Sabrina Chao is the chairwoman of Hong Kong’s Wah Kwong Maritime Transport Holdings, having joined her family’s 1952-founded business via a high-flying career in finance. In the early 2000s she continued her studies with Galbraith’s shipping course in London and has since been a stalwart of Hong Kong’s logistics industry. The young leader has won numerous awards including Connecticut Maritime Association’s Commodore Award and described herself as a “not obvious, [or] stereotypical” leader due to her reserved nature. She was the first woman to be elected chair of the Hong Kong Shipowners Association and served from 2015 to 2017. She is a trustee of the Hong Kong Maritime Museum, among a number of her non-profit roles.
Sole Ferragamo is the granddaughter of the revered Salvatore Ferragamo and has drawn on her family’s passion and creativity with leather—but in her own distinct way. She designs and crafts leather jewellery using off-cuts form the luxury industry, and founded SO-LE Studio, a London-based and self-funded start-up with a boutique presence in Mykonos and Florence. The company was nominated for the CEDIT Prize awarded to an emerging Italian designer at Miart. In addition it was awarded Positive Luxury’s Butterfly Mark for its commitment to sustainability. Sole won CampdenFB’s Top Next Generation Entrepreneur Award at the European Families in Business Awards 2018.
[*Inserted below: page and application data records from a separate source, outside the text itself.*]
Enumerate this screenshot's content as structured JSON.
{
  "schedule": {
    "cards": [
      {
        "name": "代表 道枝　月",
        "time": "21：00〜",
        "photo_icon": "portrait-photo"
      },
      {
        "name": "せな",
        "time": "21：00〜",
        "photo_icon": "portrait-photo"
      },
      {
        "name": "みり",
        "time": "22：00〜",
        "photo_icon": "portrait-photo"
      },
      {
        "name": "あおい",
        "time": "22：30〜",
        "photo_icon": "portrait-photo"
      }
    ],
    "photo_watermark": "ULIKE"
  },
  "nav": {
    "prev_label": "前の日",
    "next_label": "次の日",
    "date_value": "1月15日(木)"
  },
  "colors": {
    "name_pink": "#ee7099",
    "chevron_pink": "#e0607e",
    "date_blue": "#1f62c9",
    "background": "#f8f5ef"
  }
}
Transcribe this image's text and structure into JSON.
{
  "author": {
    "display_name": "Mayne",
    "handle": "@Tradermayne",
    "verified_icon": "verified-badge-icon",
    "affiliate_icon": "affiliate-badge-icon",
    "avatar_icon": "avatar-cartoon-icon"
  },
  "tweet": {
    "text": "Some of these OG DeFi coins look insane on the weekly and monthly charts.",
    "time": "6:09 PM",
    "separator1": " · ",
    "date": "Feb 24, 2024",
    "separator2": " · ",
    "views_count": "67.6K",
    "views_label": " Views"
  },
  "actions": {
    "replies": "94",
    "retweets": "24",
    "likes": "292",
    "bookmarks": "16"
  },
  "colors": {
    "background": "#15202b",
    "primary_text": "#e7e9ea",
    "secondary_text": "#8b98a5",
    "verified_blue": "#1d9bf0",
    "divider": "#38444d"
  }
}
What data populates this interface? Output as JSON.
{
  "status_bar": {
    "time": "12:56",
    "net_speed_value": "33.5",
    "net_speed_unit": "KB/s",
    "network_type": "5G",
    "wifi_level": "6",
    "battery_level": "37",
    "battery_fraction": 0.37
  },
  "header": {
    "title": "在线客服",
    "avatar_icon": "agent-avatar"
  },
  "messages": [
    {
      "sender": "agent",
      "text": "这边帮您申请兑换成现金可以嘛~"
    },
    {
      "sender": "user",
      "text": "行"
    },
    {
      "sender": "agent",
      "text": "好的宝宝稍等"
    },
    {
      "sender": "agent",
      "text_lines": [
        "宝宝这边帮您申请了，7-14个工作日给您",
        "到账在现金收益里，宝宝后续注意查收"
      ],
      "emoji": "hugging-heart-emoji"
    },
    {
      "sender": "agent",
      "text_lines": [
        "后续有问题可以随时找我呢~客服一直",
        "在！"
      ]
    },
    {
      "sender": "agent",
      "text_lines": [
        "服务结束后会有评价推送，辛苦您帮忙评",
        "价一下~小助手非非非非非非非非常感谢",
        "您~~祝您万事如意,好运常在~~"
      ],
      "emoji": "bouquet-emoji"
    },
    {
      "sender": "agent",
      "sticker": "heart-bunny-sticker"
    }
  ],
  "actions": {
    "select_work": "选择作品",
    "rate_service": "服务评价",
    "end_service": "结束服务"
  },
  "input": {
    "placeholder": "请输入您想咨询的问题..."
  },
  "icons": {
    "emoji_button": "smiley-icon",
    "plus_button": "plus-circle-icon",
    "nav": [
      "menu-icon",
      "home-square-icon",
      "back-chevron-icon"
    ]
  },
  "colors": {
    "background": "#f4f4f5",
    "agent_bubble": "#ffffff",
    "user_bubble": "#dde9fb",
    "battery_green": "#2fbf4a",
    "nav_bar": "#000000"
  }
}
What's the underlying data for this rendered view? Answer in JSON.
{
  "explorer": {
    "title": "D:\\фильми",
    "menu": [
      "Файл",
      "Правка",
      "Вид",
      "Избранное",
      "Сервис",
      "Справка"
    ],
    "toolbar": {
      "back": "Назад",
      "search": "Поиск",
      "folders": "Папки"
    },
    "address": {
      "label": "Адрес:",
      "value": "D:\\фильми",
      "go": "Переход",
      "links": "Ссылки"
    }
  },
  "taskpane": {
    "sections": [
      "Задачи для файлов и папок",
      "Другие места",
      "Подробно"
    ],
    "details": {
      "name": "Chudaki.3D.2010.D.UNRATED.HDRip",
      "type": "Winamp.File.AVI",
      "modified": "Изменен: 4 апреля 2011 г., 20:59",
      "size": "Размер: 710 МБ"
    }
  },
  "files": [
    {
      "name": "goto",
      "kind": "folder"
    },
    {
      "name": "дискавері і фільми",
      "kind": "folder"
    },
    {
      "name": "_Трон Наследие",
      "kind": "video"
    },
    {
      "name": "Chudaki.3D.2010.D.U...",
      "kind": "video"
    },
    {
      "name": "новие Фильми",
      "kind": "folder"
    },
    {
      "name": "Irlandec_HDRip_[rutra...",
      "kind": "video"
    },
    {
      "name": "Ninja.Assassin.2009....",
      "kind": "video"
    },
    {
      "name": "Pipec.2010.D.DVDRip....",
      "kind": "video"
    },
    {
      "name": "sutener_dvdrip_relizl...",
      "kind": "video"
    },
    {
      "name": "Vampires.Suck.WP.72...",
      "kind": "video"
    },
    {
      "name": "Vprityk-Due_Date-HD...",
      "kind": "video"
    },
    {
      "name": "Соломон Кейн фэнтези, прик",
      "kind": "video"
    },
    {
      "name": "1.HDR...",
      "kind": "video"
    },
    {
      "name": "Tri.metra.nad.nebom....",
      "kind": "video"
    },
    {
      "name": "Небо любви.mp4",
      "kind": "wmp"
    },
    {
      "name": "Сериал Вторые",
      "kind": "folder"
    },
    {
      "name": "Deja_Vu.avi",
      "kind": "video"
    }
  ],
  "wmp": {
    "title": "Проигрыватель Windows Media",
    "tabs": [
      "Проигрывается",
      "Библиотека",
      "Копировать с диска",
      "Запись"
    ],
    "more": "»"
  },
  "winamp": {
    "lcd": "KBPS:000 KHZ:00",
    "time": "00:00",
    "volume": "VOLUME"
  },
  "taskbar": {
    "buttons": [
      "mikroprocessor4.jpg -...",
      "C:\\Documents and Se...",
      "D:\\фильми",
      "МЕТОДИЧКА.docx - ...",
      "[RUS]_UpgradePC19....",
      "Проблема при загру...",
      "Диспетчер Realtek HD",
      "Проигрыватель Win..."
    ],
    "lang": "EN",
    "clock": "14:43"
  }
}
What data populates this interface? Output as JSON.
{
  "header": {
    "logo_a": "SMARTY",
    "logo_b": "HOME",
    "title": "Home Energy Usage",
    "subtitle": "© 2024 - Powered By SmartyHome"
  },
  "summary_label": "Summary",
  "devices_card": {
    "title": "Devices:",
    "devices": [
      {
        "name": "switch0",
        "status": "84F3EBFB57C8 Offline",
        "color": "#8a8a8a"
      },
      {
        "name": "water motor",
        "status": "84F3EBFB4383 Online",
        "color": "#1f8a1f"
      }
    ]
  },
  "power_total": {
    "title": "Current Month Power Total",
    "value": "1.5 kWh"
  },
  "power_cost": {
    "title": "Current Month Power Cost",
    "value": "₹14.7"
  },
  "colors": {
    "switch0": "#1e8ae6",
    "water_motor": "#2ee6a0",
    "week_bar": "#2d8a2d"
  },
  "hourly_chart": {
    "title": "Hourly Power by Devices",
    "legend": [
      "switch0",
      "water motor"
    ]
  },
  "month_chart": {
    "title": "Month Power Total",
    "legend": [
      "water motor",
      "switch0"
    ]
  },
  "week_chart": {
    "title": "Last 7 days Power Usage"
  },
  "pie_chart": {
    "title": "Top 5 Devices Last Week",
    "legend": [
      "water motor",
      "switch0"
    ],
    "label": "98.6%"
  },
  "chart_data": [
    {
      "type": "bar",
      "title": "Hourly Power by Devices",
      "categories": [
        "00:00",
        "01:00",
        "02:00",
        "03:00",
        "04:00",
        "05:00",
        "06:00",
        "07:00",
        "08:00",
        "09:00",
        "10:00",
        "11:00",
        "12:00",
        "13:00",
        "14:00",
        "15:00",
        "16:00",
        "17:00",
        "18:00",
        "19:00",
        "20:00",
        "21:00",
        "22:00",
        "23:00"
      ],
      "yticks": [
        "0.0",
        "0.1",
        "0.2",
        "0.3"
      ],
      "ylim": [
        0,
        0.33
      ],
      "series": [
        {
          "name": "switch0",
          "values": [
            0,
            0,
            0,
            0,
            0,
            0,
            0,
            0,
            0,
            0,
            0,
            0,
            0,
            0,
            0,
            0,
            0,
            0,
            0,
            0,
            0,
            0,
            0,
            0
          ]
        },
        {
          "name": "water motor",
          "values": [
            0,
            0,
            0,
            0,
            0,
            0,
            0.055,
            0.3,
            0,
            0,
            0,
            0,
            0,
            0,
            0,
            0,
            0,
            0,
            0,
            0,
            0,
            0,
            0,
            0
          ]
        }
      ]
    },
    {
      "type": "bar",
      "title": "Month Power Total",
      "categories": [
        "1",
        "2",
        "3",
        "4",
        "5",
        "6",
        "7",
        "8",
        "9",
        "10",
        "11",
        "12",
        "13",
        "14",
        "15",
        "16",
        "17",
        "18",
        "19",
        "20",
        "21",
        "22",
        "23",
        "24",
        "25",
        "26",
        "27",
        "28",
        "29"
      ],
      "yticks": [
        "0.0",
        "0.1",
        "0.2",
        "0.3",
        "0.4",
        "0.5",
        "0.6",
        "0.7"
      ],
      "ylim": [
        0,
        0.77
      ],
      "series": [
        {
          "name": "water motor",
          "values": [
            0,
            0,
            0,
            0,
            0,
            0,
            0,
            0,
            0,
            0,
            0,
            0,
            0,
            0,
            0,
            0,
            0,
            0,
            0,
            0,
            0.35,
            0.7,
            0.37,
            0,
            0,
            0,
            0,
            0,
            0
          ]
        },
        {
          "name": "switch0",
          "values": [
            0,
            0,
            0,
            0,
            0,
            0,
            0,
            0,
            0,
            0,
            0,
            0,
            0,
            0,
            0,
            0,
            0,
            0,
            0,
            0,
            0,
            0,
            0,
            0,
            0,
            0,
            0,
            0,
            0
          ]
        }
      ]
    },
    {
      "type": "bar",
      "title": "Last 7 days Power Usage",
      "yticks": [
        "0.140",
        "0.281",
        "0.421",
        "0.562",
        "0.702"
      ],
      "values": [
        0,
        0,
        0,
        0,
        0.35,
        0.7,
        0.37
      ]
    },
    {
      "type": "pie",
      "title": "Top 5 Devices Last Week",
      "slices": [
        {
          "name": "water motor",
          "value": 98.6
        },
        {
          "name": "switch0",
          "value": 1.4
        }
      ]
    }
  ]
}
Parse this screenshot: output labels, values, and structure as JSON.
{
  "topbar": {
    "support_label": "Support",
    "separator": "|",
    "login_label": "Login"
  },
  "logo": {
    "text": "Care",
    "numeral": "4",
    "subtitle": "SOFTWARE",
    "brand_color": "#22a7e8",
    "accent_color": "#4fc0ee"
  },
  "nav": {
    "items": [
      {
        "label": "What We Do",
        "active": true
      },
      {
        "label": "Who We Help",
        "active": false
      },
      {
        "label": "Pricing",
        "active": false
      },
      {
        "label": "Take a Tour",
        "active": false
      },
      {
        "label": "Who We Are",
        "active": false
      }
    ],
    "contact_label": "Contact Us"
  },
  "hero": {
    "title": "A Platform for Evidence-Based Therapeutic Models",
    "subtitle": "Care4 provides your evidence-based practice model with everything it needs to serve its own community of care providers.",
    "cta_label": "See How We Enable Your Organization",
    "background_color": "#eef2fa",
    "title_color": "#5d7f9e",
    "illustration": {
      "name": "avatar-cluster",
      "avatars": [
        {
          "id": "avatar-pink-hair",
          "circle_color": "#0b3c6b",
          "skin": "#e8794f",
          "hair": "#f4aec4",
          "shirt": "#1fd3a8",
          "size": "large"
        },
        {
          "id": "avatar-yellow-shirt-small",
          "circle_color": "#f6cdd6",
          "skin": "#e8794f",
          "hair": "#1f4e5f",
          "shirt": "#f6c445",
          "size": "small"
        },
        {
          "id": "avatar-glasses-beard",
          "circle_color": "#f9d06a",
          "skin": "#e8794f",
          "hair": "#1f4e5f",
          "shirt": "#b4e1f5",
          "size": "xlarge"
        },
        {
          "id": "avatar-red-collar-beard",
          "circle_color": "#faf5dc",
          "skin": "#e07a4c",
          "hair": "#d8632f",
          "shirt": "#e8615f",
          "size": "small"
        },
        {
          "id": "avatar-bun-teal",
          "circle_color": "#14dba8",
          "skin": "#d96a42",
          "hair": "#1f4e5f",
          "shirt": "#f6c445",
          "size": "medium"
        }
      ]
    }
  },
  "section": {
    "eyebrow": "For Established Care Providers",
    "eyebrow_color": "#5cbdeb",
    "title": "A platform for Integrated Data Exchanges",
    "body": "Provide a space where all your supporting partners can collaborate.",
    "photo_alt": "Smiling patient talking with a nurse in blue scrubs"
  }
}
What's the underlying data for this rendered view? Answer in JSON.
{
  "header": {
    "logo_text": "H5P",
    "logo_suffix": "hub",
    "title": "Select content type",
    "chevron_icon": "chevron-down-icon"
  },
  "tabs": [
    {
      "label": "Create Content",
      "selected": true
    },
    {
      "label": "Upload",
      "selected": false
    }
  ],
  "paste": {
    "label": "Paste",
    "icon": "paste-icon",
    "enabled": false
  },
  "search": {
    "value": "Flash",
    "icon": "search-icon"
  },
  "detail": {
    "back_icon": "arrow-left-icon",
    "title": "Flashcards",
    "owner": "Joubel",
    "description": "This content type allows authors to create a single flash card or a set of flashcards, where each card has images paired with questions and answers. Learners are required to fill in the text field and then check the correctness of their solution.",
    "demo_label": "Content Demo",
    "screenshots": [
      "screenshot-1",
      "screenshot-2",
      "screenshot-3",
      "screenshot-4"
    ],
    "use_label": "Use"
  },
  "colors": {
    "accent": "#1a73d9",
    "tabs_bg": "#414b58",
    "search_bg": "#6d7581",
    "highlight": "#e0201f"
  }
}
Jennifer Yuengling-Franquet and Wendy Yuengling Baker are the most senior of four Yuengling daughters who have been working for their sixth-generation family-owned brewery, DG Yuengling & Son, since 2014. Along with sisters Debbie and Sheryl, they work alongside their father Dick Yuengling, credited with turning around the fortunes of America’s oldest brewery. With Jen in charge of operations and Wendy as chief administrative officer, the brewery launched its Golden Pilsner in 2018, Yuengling’s first new product in 17 years. The four sisters have a blog “& Daughters”, a play on the concept of working for “& Son”-style business in the male-dominated brewing industry. The business sponsors a tuition scholarship and supports military families.
Fourth-gen Colleen Wegman was named president and chief executive of Wegmans Food Markets in 2017 and succeeded father, 70-year-old Danny Wegman, who remained chairman of the 97-grocery store chain. Colleen quickly won the hearts of her employees, beating the likes of Mark Zuckerberg and Satya Nadella on Glassdoor’s 2018 Top CEO rankings, with a 95% approval rating. Her earliest memories of the family business are visiting stores aged 5, and she worked her way up the ranks from her late teens, to today overseeing 47,000 staff at the $8.3-billion-a-year chain. The company donates food to charities, awards high school scholarships and plans to open stores in North Carolina, Virginia and Washington, DC.
Helen Barbour is the daughter of Dame Margaret Barbour, chairwoman of the fifth-generation Barbour clothing company. Helen was two-years-old when her managing director father, John Barbour, died suddenly in 1968 and her mother became a director. Now vice chairwoman of Barbour Sporting, Helen worked with Margaret to establish the Women's Fund in 1999 to support women in England’s North-East, where the firm still manufactures its signature wax jackets. Mother and daughter are also trustees of the Barbour Foundation, which bolstered its relationship with The Prince’s Trust by donating to the trust’s Enterprise programme, which supports young entrepreneurs.